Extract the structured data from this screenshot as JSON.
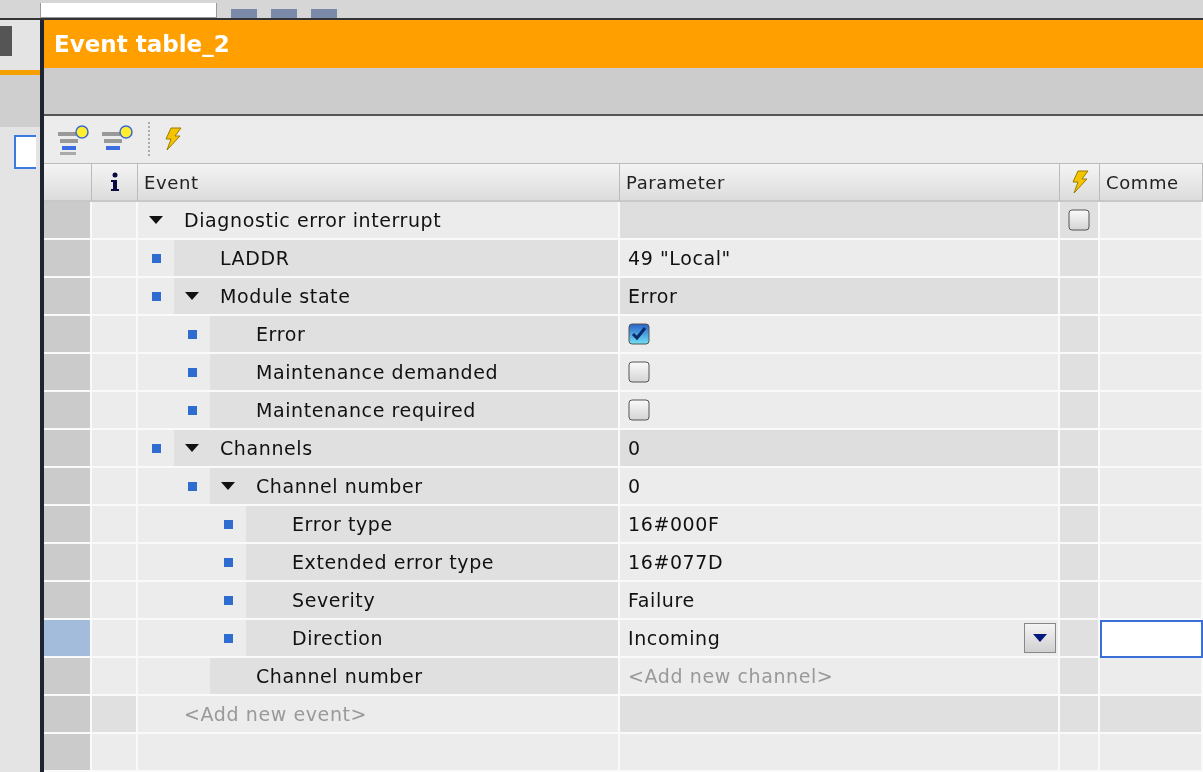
{
  "editor": {
    "title": "Event table_2"
  },
  "table": {
    "columns": [
      {
        "kind": "info"
      },
      {
        "kind": "text",
        "label": "Event"
      },
      {
        "kind": "text",
        "label": "Parameter"
      },
      {
        "kind": "trigger"
      },
      {
        "kind": "text",
        "label": "Comme"
      }
    ],
    "rows": [
      {
        "label": "Diagnostic error interrupt",
        "expanded": true,
        "selected": false,
        "trigger_checked": false,
        "comment_editing": false,
        "children": [
          {
            "label": "LADDR",
            "bullet": true,
            "selected": false,
            "comment_editing": false,
            "value": {
              "kind": "text",
              "text": "49 \"Local\""
            }
          },
          {
            "label": "Module state",
            "bullet": true,
            "expanded": true,
            "selected": false,
            "comment_editing": false,
            "value": {
              "kind": "text",
              "text": "Error"
            },
            "children": [
              {
                "label": "Error",
                "bullet": true,
                "selected": false,
                "comment_editing": false,
                "value": {
                  "kind": "checkbox",
                  "checked": true
                }
              },
              {
                "label": "Maintenance demanded",
                "bullet": true,
                "selected": false,
                "comment_editing": false,
                "value": {
                  "kind": "checkbox",
                  "checked": false
                }
              },
              {
                "label": "Maintenance required",
                "bullet": true,
                "selected": false,
                "comment_editing": false,
                "value": {
                  "kind": "checkbox",
                  "checked": false
                }
              }
            ]
          },
          {
            "label": "Channels",
            "bullet": true,
            "expanded": true,
            "selected": false,
            "comment_editing": false,
            "value": {
              "kind": "text",
              "text": "0"
            },
            "children": [
              {
                "label": "Channel number",
                "bullet": true,
                "expanded": true,
                "selected": false,
                "comment_editing": false,
                "value": {
                  "kind": "text",
                  "text": "0"
                },
                "children": [
                  {
                    "label": "Error type",
                    "bullet": true,
                    "selected": false,
                    "comment_editing": false,
                    "value": {
                      "kind": "text",
                      "text": "16#000F"
                    }
                  },
                  {
                    "label": "Extended error type",
                    "bullet": true,
                    "selected": false,
                    "comment_editing": false,
                    "value": {
                      "kind": "text",
                      "text": "16#077D"
                    }
                  },
                  {
                    "label": "Severity",
                    "bullet": true,
                    "selected": false,
                    "comment_editing": false,
                    "value": {
                      "kind": "text",
                      "text": "Failure"
                    }
                  },
                  {
                    "label": "Direction",
                    "bullet": true,
                    "selected": true,
                    "comment_editing": true,
                    "value": {
                      "kind": "dropdown",
                      "text": "Incoming"
                    }
                  }
                ]
              },
              {
                "label": "Channel number",
                "bullet": false,
                "selected": false,
                "comment_editing": false,
                "value": {
                  "kind": "placeholder",
                  "text": "<Add new channel>"
                }
              }
            ]
          }
        ]
      }
    ],
    "add_row_placeholder": "<Add new event>"
  }
}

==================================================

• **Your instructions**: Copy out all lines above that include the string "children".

• **Result for this task**:
        "children": [
            "children": [
            "children": [
                "children": [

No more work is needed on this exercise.